The FDA's Drug Approval Process Is Worrisome

Scary news from the already-scary drug industry: Not all drugs approved by the FDA are tested equally, according to a recent analysis from two papers published Tuesday in the Journal of the American Medical Association. The papers describe themselves as the “first systemic analysis” of the agency, and the reports showed that while most new drugs are tested in “high-quality clinical trials,” up to one-third of all approved drugs are given the green light after just one study. And the conclusion both studies reach? Not all drug approvals are made equally.

Yale’s School of Medicine, which contributed one of the two studies, examined 188 drug approvals and trials spanning from 2005-2012 to reach that scary one-third statistic. They also found that some approvals were given to drugs that had only been tested for a “limited result” — a.k.a. it reduced the size of a tumor, instead of a “clinical endpoint,” such as making the patient live longer.

Furthermore, Yale found that only 40 percent of tested drugs were held up against drugs already on the market, meaning there could be a lot of duplicates out there — and not only that, but there are no studies examining how comparatively effective they are. This presents, potentially, a huge problem for doctors, who don’t have any solid data to go off of when deciding which drugs to prescribe for a certain condition: The thing most likely to sway their minds won’t be science, but pharma reps.

And it gets worse: One of the scariest findings of the study is that the majority of the drugs designed for long-term use — a.k.a. the rest of a patient’s life, like for diabetes or asthma — had been in trials that took place over six months or less.

"Some [drugs] are approved on very robust evidence, and some are based on preliminary evidence," co-author and Yale med assistant professor Joseph S. Ross said. "There is a lot of nuance at the time of approval that isn't well communicated to patients."

And it’s not just drugs that are complicit: Devices designed to be placed inside the body are also prey to the flexible standards.

These devices, which include implanted defibrillators that shock a faltering heart back into normal rhythm, go through rigorous review when they're first approved, says Aaron Kesselheim, author of one of the studies and an assistant professor at Harvard Medicine School. Subsequent changes, however, are often made through a "supplemental" review process that doesn't necessarily require them to be tested in clinical trials in humans, Kesselheim says…

"If you took a device approved 15 years ago and you put it side by side with the one from today, they might look nothing like each other," Kesselheim says.

In short, today's devices aren't tested to the same standards as their older incarnations.

The reason behind the fast-tracking has a lot to do with an ethical standard that’s hard to argue with, at least superficially: The FDA wants to get potentially life-saving drugs out on the market as quickly as possible.

“I think it’s reasonable to have a somewhat flexible standard of approval because in some cases there’s a great unmet medical need,” said study author Nicholas Downing. This is great in cases when there’s currently no drugs available to treat a certain condition, such as when AIDS first struck the mainstream and there wasn’t anything available on the market to treat it.

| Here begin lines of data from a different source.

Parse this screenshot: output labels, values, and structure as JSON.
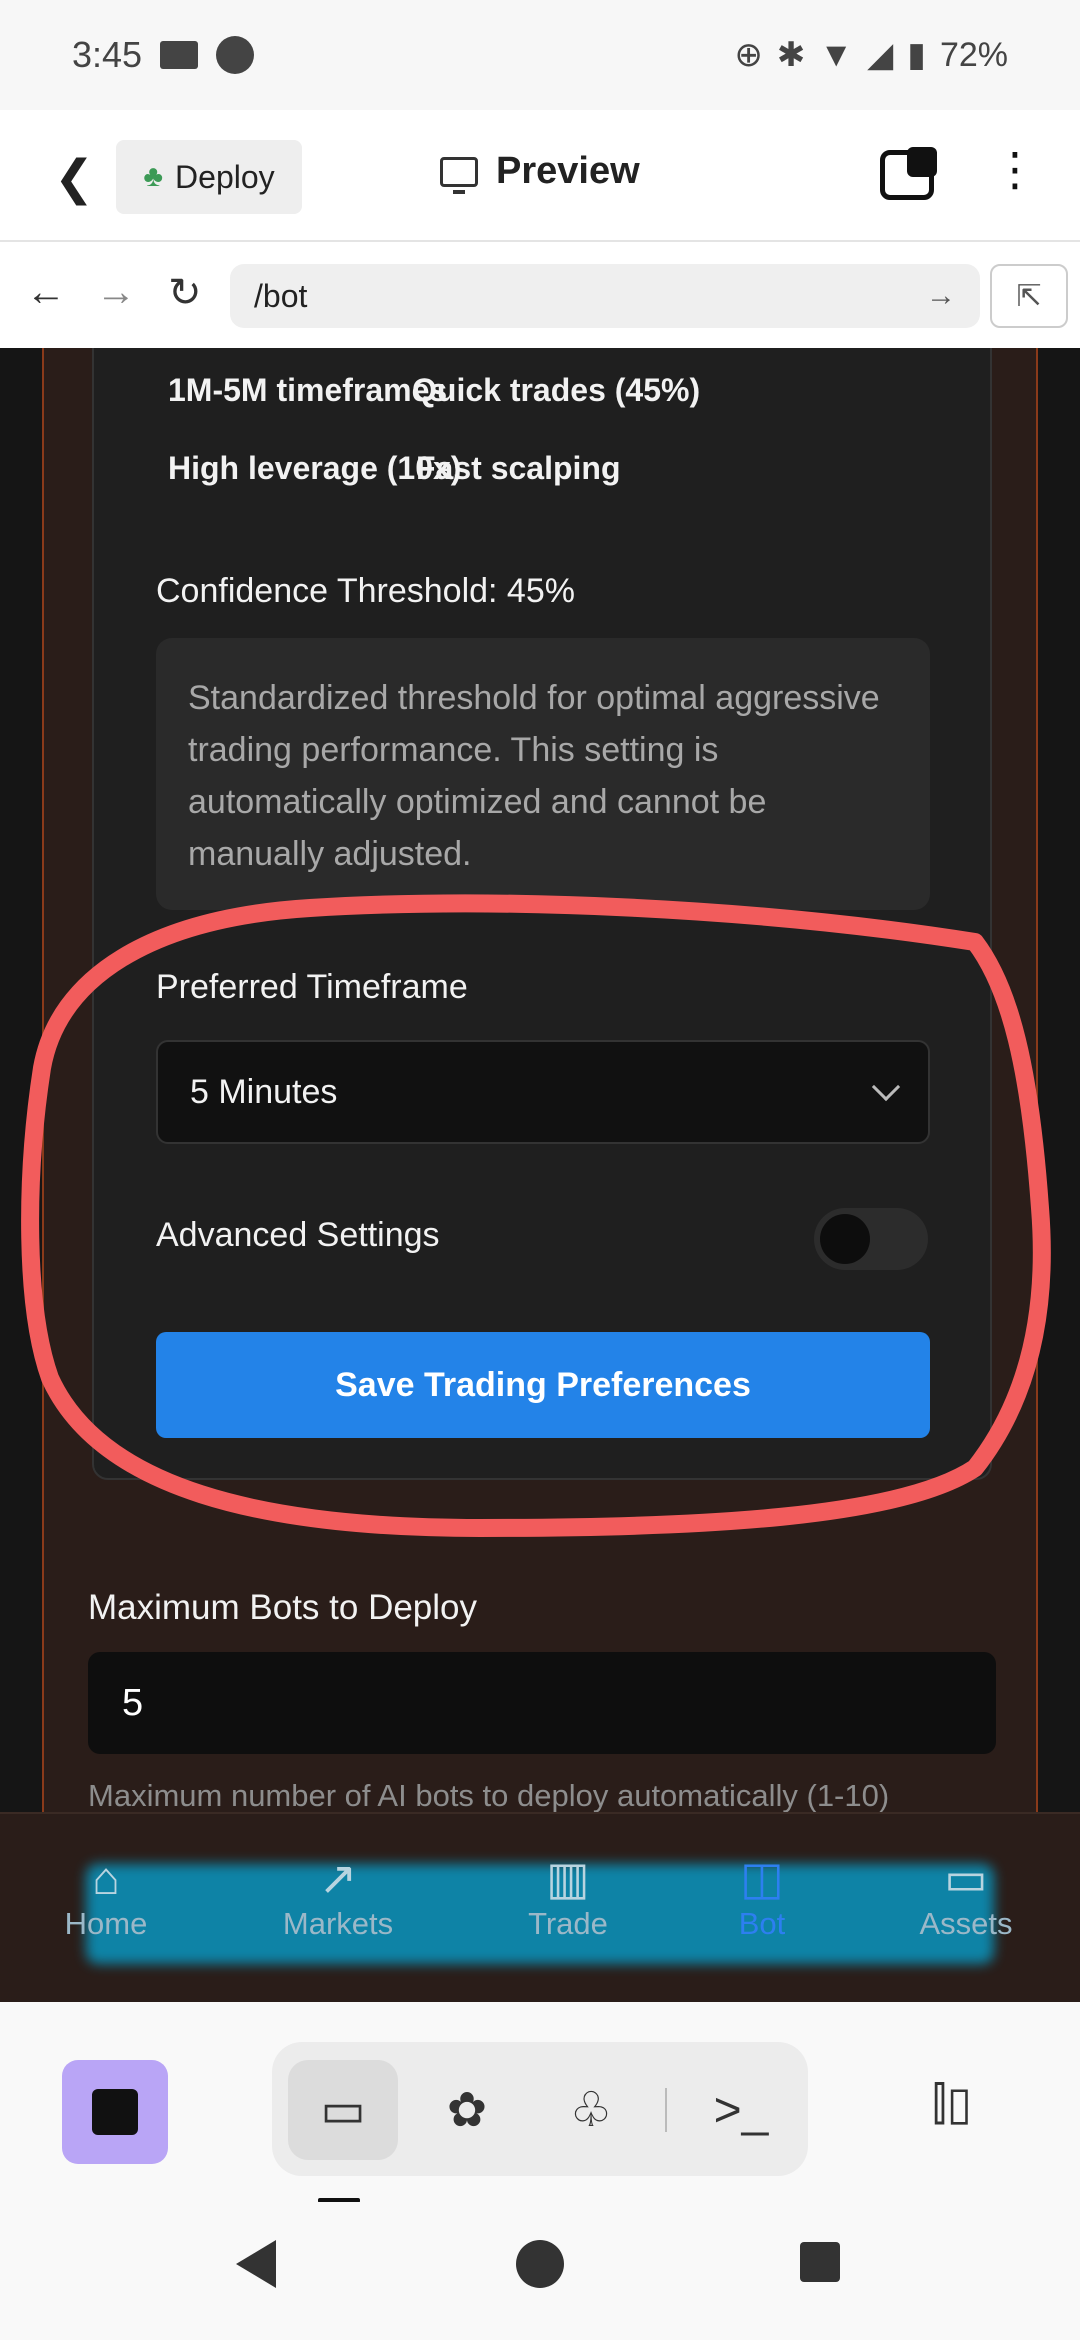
{
  "status_bar": {
    "time": "3:45",
    "battery": "72%"
  },
  "header": {
    "deploy_label": "Deploy",
    "preview_label": "Preview"
  },
  "url_bar": {
    "url": "/bot"
  },
  "card": {
    "features": [
      "1M-5M timeframes",
      "Quick trades (45%)",
      "High leverage (10x)",
      "Fast scalping"
    ],
    "confidence_label": "Confidence Threshold: 45%",
    "confidence_info": "Standardized threshold for optimal aggressive trading performance. This setting is automatically optimized and cannot be manually adjusted.",
    "timeframe_label": "Preferred Timeframe",
    "timeframe_value": "5 Minutes",
    "advanced_label": "Advanced Settings",
    "advanced_enabled": false,
    "save_label": "Save Trading Preferences"
  },
  "max_bots": {
    "label": "Maximum Bots to Deploy",
    "value": "5",
    "help": "Maximum number of AI bots to deploy automatically (1-10)"
  },
  "bottom_nav": {
    "items": [
      {
        "label": "Home",
        "icon": "home-icon"
      },
      {
        "label": "Markets",
        "icon": "trending-icon"
      },
      {
        "label": "Trade",
        "icon": "bar-chart-icon"
      },
      {
        "label": "Bot",
        "icon": "robot-icon"
      },
      {
        "label": "Assets",
        "icon": "wallet-icon"
      }
    ],
    "active": "Bot"
  },
  "colors": {
    "accent": "#2383e8",
    "annotation": "#f25c5c",
    "panel": "#2a1d19"
  }
}
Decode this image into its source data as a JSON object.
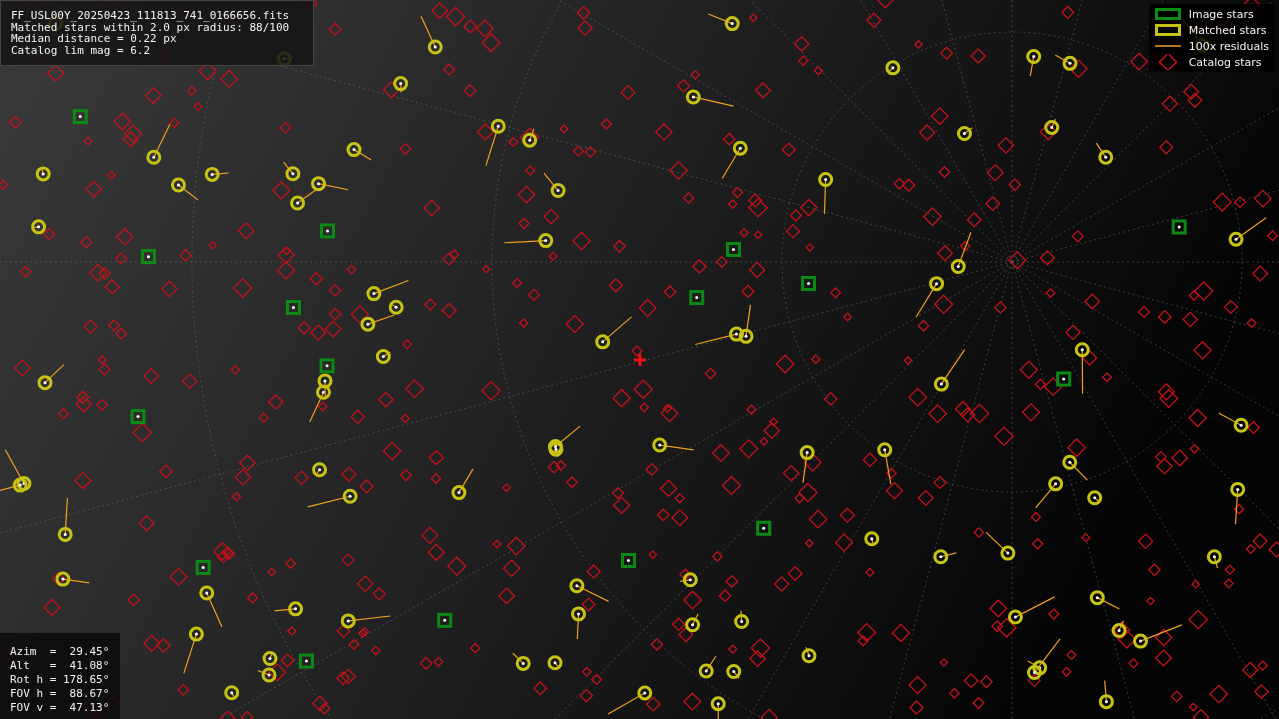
{
  "info": {
    "lines": [
      "FF_USL00Y_20250423_111813_741_0166656.fits",
      "Matched stars within 2.0 px radius: 88/100",
      "Median distance = 0.22 px",
      "Catalog lim mag = 6.2"
    ]
  },
  "legend": [
    {
      "kind": "image",
      "label": "Image stars"
    },
    {
      "kind": "matched",
      "label": "Matched stars"
    },
    {
      "kind": "residual",
      "label": "100x residuals"
    },
    {
      "kind": "catalog",
      "label": "Catalog stars"
    }
  ],
  "pointing": {
    "lines": [
      "Azim  =  29.45°",
      "Alt   =  41.08°",
      "Rot h = 178.65°",
      "FOV h =  88.67°",
      "FOV v =  47.13°"
    ]
  }
}
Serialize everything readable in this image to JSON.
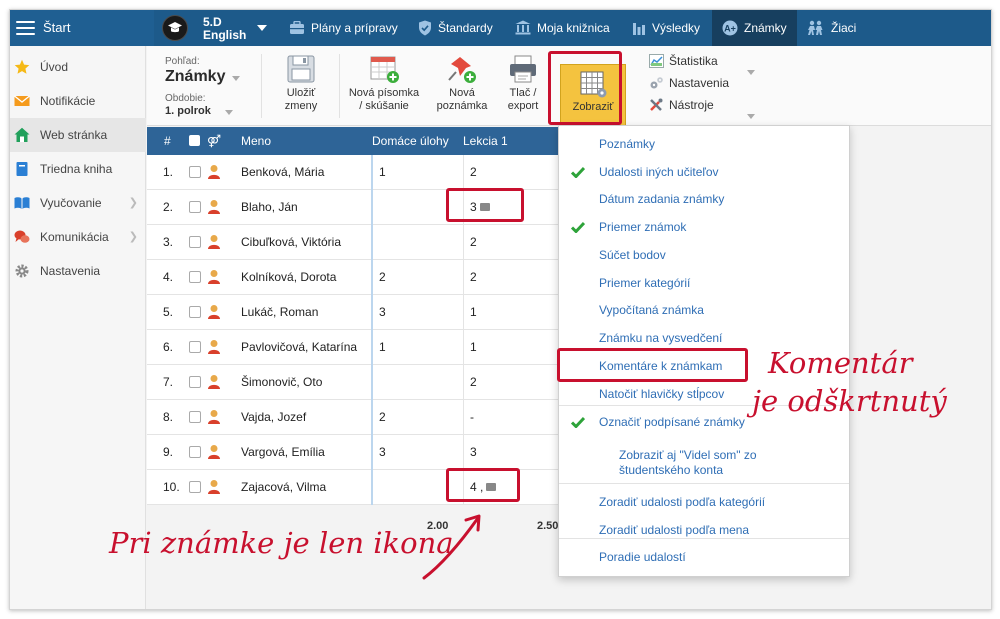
{
  "topbar": {
    "start_label": "Štart",
    "class_name": "5.D",
    "class_subject": "English",
    "nav": [
      {
        "label": "Plány a prípravy",
        "icon": "briefcase-icon"
      },
      {
        "label": "Štandardy",
        "icon": "shield-icon"
      },
      {
        "label": "Moja knižnica",
        "icon": "library-icon"
      },
      {
        "label": "Výsledky",
        "icon": "bar-chart-icon"
      },
      {
        "label": "Známky",
        "icon": "grades-icon"
      },
      {
        "label": "Žiaci",
        "icon": "students-icon"
      }
    ],
    "colors": {
      "bar": "#1d5a8a",
      "active": "#173f5f"
    }
  },
  "sidebar": {
    "items": [
      {
        "label": "Úvod",
        "icon": "star-icon"
      },
      {
        "label": "Notifikácie",
        "icon": "envelope-icon"
      },
      {
        "label": "Web stránka",
        "icon": "home-icon"
      },
      {
        "label": "Triedna kniha",
        "icon": "book-icon"
      },
      {
        "label": "Vyučovanie",
        "icon": "open-book-icon"
      },
      {
        "label": "Komunikácia",
        "icon": "chat-icon"
      },
      {
        "label": "Nastavenia",
        "icon": "gear-icon"
      }
    ]
  },
  "toolbar": {
    "view_label": "Pohľad:",
    "view_title": "Známky",
    "period_label": "Obdobie:",
    "period_value": "1. polrok",
    "save_line1": "Uložiť",
    "save_line2": "zmeny",
    "new_exam_line1": "Nová písomka",
    "new_exam_line2": "/ skúšanie",
    "new_grade_line1": "Nová",
    "new_grade_line2": "poznámka",
    "print_line1": "Tlač /",
    "print_line2": "export",
    "show_label": "Zobraziť",
    "statistics": "Štatistika",
    "settings": "Nastavenia",
    "tools": "Nástroje",
    "accent_color": "#f4c33f"
  },
  "grid": {
    "headers": {
      "num": "#",
      "gender": "⚤",
      "name": "Meno",
      "homework": "Domáce úlohy",
      "lesson": "Lekcia 1"
    },
    "rows": [
      {
        "num": "1.",
        "name": "Benková, Mária",
        "homework": "1",
        "lesson": "2"
      },
      {
        "num": "2.",
        "name": "Blaho, Ján",
        "homework": "",
        "lesson": "3"
      },
      {
        "num": "3.",
        "name": "Cibuľková, Viktória",
        "homework": "",
        "lesson": "2"
      },
      {
        "num": "4.",
        "name": "Kolníková, Dorota",
        "homework": "2",
        "lesson": "2"
      },
      {
        "num": "5.",
        "name": "Lukáč, Roman",
        "homework": "3",
        "lesson": "1"
      },
      {
        "num": "6.",
        "name": "Pavlovičová, Katarína",
        "homework": "1",
        "lesson": "1"
      },
      {
        "num": "7.",
        "name": "Šimonovič, Oto",
        "homework": "",
        "lesson": "2"
      },
      {
        "num": "8.",
        "name": "Vajda, Jozef",
        "homework": "2",
        "lesson": "-"
      },
      {
        "num": "9.",
        "name": "Vargová, Emília",
        "homework": "3",
        "lesson": "3"
      },
      {
        "num": "10.",
        "name": "Zajacová, Vilma",
        "homework": "",
        "lesson": "4 ,"
      }
    ],
    "averages": {
      "homework": "2.00",
      "lesson": "2.50"
    }
  },
  "menu": {
    "items": [
      {
        "label": "Poznámky",
        "checked": false
      },
      {
        "label": "Udalosti iných učiteľov",
        "checked": true
      },
      {
        "label": "Dátum zadania známky",
        "checked": false
      },
      {
        "label": "Priemer známok",
        "checked": true
      },
      {
        "label": "Súčet bodov",
        "checked": false
      },
      {
        "label": "Priemer kategórií",
        "checked": false
      },
      {
        "label": "Vypočítaná známka",
        "checked": false
      },
      {
        "label": "Známku na vysvedčení",
        "checked": false
      },
      {
        "label": "Komentáre k známkam",
        "checked": false
      },
      {
        "label": "Natočiť hlavičky stĺpcov",
        "checked": false
      },
      {
        "label": "Označiť podpísané známky",
        "checked": true
      },
      {
        "label": "Zobraziť aj \"Videl som\" zo študentského konta",
        "checked": false
      },
      {
        "label": "Zoradiť udalosti podľa kategórií",
        "checked": false
      },
      {
        "label": "Zoradiť udalosti podľa mena",
        "checked": false
      },
      {
        "label": "Poradie udalostí",
        "checked": false
      }
    ]
  },
  "annotations": {
    "komentar": "Komentár",
    "odskrtnuty": "je odškrtnutý",
    "pri_znamke": "Pri známke je len ikona",
    "color": "#c8102e"
  }
}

On the flip side, allowing drugs to enter the competitive, pushy world of Big Pharma without comprehensive testing, testing that matches the drugs’ prescribed use and duration of treatment, is equally as dangerous — especially when drugs that might effectively treat the same condition already exist.

What has the FDA's response been? “The agency applies the same statutory approval standards of safety and efficacy to all drugs, but uses regulatory flexibility in applying those standards,” according to spokeswoman Sandy Walsh.